Low Body Mass Index and Alzheimer Disease: Is There a Link?

Individuals with low BMI are not at an increased risk for Alzheimer disease.

Individuals with a low body mass index (BMI) are not at increased risk for Alzheimer disease, according to recent research published in the Journal of Clinical Endocrinology & Metabolism.

Ruth Frikke-Schmidt, MD, DMSc, PhD, from the Department of Clinical Biochemistry at Rigshospitalet, Copenhagen University Hospital, Denmark, and fellow researchers analyzed the risk for Alzheimer disease in 95,578 men and women from the Copenhagen General Population Study (CGPS), using a Mendelian randomization approach, and also analyzed data on 303,958 individuals from the Genetic Investigation of Anthropometric Traits (GIANT) and the International Genomics of Alzheimer’s Project (IGAP).

Patients were a minimum of 20 years old and had follow-up data available for up to 36 years. Of the CGPS individuals, 645 developed Alzheimer disease and 3281 people developed type 2 diabetes.

Genetic analyses of BMI were conducted by creating 2 genetic instruments from the 5 genetic variants that have the strongest association with BMI. First, the researchers created a weighted allele score that consisted of alleles associated with decreasing BMI in 4 groups that corresponded “to the sum of the individual β-coefficients for the BMI decreasing alleles in each individual adjusted for age and sex.” The second instrument was a simple allele score determined by counting BMI decreasing alleles in each of the patients, who were then also categorized into 4 groups.

The researchers found a 0.98 causal odds ratio (95% CI, 0.77-1.23) for a genetically determined 1 kg/m2 decrease in BMI when determining the weighted allele score for the CGPS database. Participants in the CGPS database also had a hazard ratio of 1.07 (95% CI, 1.05-1.09) for a 1 kg/m2 decrease in BMI and a hazard ratio of 1.32 (95% CI, 1.20-1.46) for a decrease in BMI of 1 standard deviation.

Using consortia data from GIANT and IGAP, the researchers found a decrease in BMI of 1 standard deviation had a causal odds ratio of 1.02 (95% CI, 0.86-1.22).

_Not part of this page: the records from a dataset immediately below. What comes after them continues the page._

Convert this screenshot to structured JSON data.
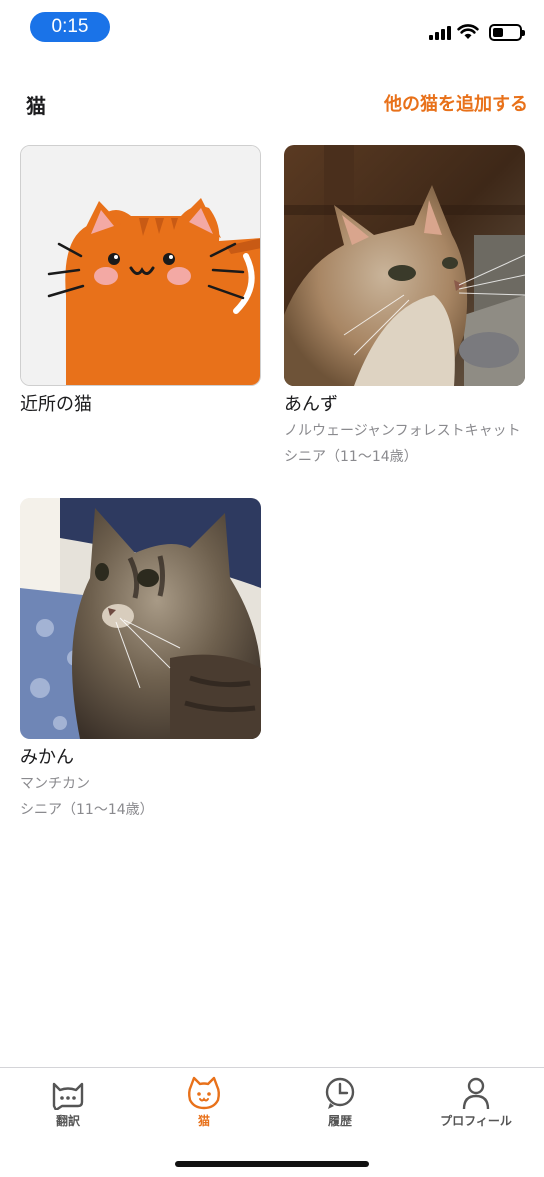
{
  "status_bar": {
    "time": "0:15"
  },
  "header": {
    "title": "猫",
    "add_cat_label": "他の猫を追加する"
  },
  "cats": [
    {
      "name": "近所の猫",
      "breed": "",
      "age": ""
    },
    {
      "name": "あんず",
      "breed": "ノルウェージャンフォレストキャット",
      "age": "シニア（11〜14歳）"
    },
    {
      "name": "みかん",
      "breed": "マンチカン",
      "age": "シニア（11〜14歳）"
    }
  ],
  "tabs": [
    {
      "label": "翻訳",
      "icon": "cat-speech-icon",
      "active": false
    },
    {
      "label": "猫",
      "icon": "cat-face-icon",
      "active": true
    },
    {
      "label": "履歴",
      "icon": "clock-icon",
      "active": false
    },
    {
      "label": "プロフィール",
      "icon": "person-icon",
      "active": false
    }
  ],
  "colors": {
    "accent": "#e8711a",
    "status_time_bg": "#1a73e8"
  }
}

“Previous studies and a recent meta-analysis concluded that midlife obesity increases dementia risk whereas obesity at older ages is associated with lower risk of Alzheimer disease,” the researchers wrote. “Recently, large-scale population evidence from the UK [Clinical Practice Research Datalink] study reported that low BMI in all age groups was associated with high risk of Alzheimer disease. These conflicting results reflect well-known problems in observational epidemiology where associations are prone to confounding and reverse causation — the latter of special concern when estimating effects of BMI and Alzheimer disease.”